This is the first year I microwaved the molasses in with the butter though, so that might be part of it. I think my flour was lighter and less densely packed too. Since I buy it in 1kg bags here, it's "fluffier" when I scoop it out, meaning probably less actual flour goes in (here's where weight measurements would be useful!).

Definitely worth remembering to reserve 1/2 cup of the flour until you see how it's behaving.

jaleen said... Best Blogger Tips

Si I tried it again last night - and had the opposite problem! Too soft and sticky! I kneaded in a lot of extra flour as I went along. I think it probably is a sifting issue as you said. I fluffed it up a lot before measuring it out. I had the same problem with the shortbread only worse, then had to guess how much to add extra - came out too floury and bland, bla. Going to correct that with icing.

Allison said... Best Blogger Tips

I found that once it was rolled out and the kitchen was all cozy with the oven running, it gets very soft. So I put half in the fridge while I make the first batch. It's not in there long enough to make it too cold and hard, just enough to stop it being so melty!

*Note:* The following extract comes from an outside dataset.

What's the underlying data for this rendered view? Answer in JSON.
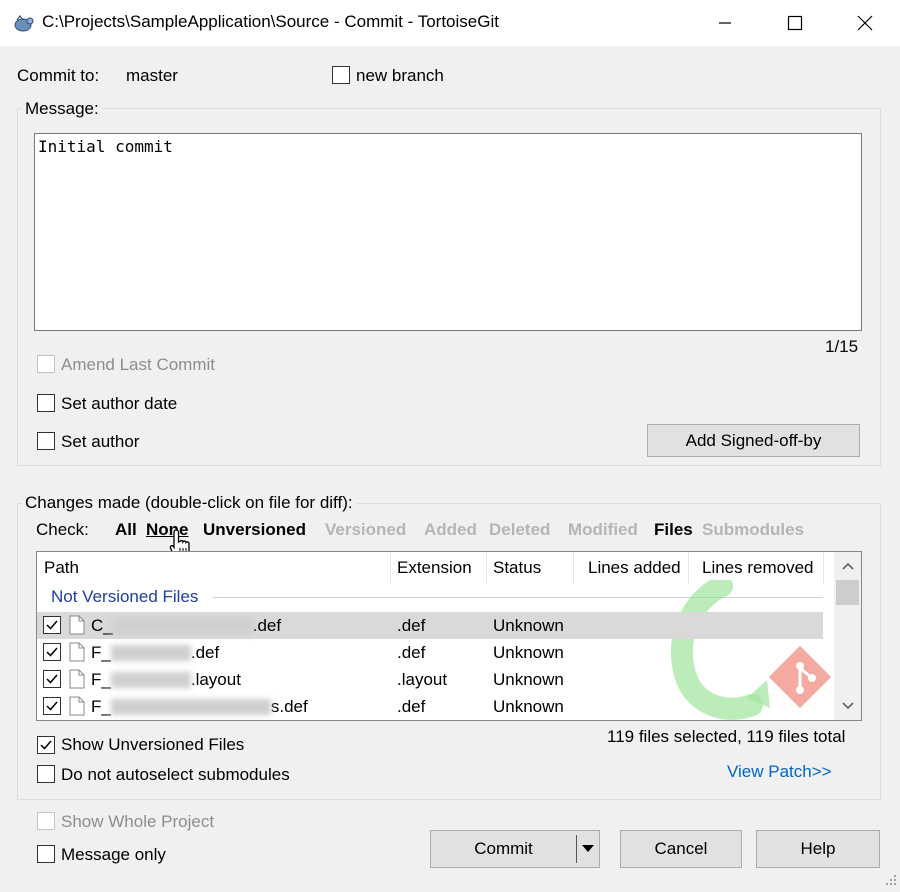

The same thing can happen with shortbread if it warms up too much. All that butter starts to melt and make it too sticky. The solution is a brief visit to the fridge, rather than more flour. Maybe when I do my shortbread I'll try weighing my flour to see how much I actually use this time.